Vinegar Doesn’t Work On Jellyfish Stings And Could Do More Harm Than Good: Scientists

Researcher Jamie Seymour with a box jellyfish.

New research by Australian experts shows that using vinegar, the widespread Australian remedy for jellyfish stings, doesn’t work.

“Our research findings raise concerns that vinegar has the potential to do harm when used as first aid to treat box (and other) jellyfish stings,” Australian venom expert Associate Professor Jamie Seymour said.

The box jellyfish injects its venom by nematocysts which occur primarily on the tentacles but in some species may be present on body as well.

Nematocysts are little stinging darts which fire whenever the tentacle comes in contact with chemicals on the surface of its prey.
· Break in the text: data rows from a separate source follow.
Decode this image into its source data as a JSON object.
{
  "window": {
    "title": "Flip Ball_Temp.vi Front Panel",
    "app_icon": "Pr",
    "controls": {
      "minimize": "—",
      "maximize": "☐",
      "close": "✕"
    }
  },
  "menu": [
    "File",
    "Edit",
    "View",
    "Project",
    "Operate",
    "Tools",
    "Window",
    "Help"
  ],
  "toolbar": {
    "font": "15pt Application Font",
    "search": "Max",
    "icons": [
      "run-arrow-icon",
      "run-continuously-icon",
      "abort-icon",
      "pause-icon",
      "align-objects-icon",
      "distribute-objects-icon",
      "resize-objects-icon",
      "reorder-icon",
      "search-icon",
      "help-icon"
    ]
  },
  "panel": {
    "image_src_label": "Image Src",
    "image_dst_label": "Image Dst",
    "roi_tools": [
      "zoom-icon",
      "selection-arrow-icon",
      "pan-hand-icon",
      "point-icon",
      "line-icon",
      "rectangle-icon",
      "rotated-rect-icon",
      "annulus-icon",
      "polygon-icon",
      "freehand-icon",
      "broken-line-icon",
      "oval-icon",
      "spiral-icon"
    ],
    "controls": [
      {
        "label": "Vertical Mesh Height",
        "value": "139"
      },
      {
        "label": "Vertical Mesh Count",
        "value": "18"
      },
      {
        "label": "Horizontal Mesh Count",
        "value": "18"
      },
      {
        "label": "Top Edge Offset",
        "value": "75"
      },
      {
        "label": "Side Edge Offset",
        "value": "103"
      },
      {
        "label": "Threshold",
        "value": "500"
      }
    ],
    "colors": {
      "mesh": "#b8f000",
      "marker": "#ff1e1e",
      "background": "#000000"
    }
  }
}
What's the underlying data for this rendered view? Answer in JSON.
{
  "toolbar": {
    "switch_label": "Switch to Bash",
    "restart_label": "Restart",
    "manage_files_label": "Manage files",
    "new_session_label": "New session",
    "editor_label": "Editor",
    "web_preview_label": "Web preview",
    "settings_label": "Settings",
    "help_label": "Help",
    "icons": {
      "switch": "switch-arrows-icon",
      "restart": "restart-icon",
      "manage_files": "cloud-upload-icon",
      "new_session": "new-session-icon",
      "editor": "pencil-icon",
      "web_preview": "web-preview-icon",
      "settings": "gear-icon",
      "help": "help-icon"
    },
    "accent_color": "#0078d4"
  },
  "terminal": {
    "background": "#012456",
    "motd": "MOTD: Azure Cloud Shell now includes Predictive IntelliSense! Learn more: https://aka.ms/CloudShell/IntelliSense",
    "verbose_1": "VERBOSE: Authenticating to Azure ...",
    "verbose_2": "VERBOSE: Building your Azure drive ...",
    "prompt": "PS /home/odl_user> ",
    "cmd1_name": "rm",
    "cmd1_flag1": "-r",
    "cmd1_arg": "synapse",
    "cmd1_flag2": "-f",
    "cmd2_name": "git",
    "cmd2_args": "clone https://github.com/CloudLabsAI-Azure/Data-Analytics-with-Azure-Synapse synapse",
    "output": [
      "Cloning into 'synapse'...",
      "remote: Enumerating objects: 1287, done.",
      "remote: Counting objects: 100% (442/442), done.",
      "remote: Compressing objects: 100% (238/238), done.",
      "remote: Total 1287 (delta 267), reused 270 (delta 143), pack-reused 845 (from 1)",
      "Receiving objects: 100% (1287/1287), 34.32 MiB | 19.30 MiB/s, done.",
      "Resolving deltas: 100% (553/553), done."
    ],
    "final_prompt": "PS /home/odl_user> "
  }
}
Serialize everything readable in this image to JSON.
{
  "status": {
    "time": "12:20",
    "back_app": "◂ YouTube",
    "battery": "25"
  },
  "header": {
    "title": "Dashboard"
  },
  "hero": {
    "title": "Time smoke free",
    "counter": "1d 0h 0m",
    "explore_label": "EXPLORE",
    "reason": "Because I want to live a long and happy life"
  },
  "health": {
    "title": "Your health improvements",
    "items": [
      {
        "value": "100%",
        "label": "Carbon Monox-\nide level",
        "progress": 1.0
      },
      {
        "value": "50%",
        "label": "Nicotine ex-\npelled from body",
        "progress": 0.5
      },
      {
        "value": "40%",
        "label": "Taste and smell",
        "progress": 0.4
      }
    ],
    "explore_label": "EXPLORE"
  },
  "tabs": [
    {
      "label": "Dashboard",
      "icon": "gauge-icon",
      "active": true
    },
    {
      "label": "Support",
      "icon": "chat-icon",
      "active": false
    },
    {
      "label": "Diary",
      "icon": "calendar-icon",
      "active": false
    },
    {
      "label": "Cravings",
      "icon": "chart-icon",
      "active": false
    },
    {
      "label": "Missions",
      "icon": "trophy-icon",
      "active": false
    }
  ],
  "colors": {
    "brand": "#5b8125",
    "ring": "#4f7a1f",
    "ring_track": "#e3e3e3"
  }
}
Vinegar is currently recommended as first aid if stung by the large box jellyfish in tropical Australia and in the USA for all jellyfish stings

However, researchers from the Australian Institute of Tropical Health and Medicine at James Cook University and Cairns Hospital discovered that vinegar promotes further discharge of venom from already discharged nematocysts.

Associate Professor Jamie Seymour of James Cook, Philippa Welfare (Cairns Hospital), Dr Mark Little (James Cook & Cairns Hospital), and Dr Peter Pereira (James Cook & Cairns Hospital) published a paper in the journal Diving and Hyperbaric Medicine examining the effect of vinegar on discharged nematocysts of the large box jellyfish (Chironex fleckeri).

Australian Resuscitation Council (ARC) guidelines state vinegar should be used for all box jelly fish stings.

“Our research shows this may not be the best course of action and it’s now for the ARC to consider whether its protocol should be changed,” Associate Professor Seymour says.

The study was funded by the Queensland Emergency Medicine Research Foundation.

Box jellyfish stings are rare but there have been more than 60 recorded deaths.

Watch the jellyfish in action: